  • Universal Credit – if you apply on or after 1 April 2018 your household income must be less than £7,400 a year (after tax and not including any benefits you get).

Children who get paid these benefits directly, instead of through a parent or guardian, can also get free school meals.

A child might also be eligible if their parents receive any of these benefits and they are both:

  • younger than the compulsory age for starting school
  • in full-time education.

And, as the DfE points out, children eligible for free school meals will remain eligible until they finish the phase of schooling (primary or secondary) they’re in on 31 March 2022.

Be alert

Right now, it is hard to see where the truth lies. A very detailed analysis of claims and counter-claims by Full Fact, the UK’s independent fact-checking charity appears to suggest that opinion is divided and it will take time to know the real impact. Some authorities assert that a million or more children will miss out, others estimate 100,000, while the DfE projects a 50,000 increase.

It is a very confusing position, and all schools can do at the moment is be alert because, whatever the figures say, it is individual families that will feel the impact. For them, there will be winners and losers.

There may still be over a million children receiving FSM but they may not be the same million children as before. The trick for schools will be to understand and respond to the difference.

More from Optimus

Midday meals supervisor: the school's superhero

All change: the new funding formula explained

Subscribe to Optimus Education's Blog

Join other educators and get the latest Optimus blogs direct to your inbox.
Your data is safe with us: Privacy Statement

Similar Posts

Gareth D Morewood

National SEND inquiry: current challenges and possible solutions

Writing a submission to the government's SEND inquiry provided an opportunity to reflect on the challenges in the current system, and offer some suggestions for change. In a previous post I explained why the Education Committee’s inquiry into support for children and young people with SEND is a...
Read more...
Elizabeth Holmes

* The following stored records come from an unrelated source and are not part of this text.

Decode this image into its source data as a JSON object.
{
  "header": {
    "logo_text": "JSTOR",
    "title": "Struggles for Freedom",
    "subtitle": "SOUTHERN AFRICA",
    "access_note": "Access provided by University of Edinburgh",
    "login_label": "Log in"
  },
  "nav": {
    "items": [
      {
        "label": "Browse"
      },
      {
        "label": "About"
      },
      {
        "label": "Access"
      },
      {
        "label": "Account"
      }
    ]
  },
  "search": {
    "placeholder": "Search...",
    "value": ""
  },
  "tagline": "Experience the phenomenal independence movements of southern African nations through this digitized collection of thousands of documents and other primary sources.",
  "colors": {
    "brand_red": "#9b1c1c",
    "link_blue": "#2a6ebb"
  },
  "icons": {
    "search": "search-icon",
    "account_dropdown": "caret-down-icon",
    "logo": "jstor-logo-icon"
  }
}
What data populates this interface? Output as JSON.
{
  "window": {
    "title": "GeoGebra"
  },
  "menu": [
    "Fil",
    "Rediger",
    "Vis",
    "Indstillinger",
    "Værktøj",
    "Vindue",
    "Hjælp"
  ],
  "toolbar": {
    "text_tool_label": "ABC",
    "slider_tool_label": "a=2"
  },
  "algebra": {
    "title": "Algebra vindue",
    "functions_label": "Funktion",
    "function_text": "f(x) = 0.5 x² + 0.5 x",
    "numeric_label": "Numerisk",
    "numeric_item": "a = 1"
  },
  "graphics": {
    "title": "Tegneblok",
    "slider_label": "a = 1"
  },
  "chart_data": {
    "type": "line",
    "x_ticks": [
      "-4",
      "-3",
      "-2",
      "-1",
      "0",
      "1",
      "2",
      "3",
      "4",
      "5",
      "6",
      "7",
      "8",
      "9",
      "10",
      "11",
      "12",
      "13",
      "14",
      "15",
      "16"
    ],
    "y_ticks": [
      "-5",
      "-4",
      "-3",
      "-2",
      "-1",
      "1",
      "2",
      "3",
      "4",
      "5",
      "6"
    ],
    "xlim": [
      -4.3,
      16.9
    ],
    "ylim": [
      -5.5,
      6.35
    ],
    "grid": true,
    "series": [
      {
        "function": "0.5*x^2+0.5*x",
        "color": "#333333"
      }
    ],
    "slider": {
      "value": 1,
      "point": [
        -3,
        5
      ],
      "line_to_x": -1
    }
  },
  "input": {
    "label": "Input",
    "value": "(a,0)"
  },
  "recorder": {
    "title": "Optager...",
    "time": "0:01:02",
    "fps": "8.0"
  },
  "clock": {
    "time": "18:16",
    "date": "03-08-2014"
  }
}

Bold Beginnings: think piece or set text?

Ofsted's controversial new report on Reception teaching is an opportunity to discuss what really matters in the early years. As I write this, my four-year-old son, who will start school this September, is working hard on the garden (or ‘farm’ as he describes it, after watching CBeebies’...
Read more...
Gareth D Morewood

National SEND inquiry: it's time to have your say

A new inquiry promises to review the SEND reforms. We can't afford to waste this opportunity to make our voices heard. The implementation period of the SEND reforms has officially ended, leaving at best a mixed picture with regard to outcomes for young people and families; at worst, a total...
Read more...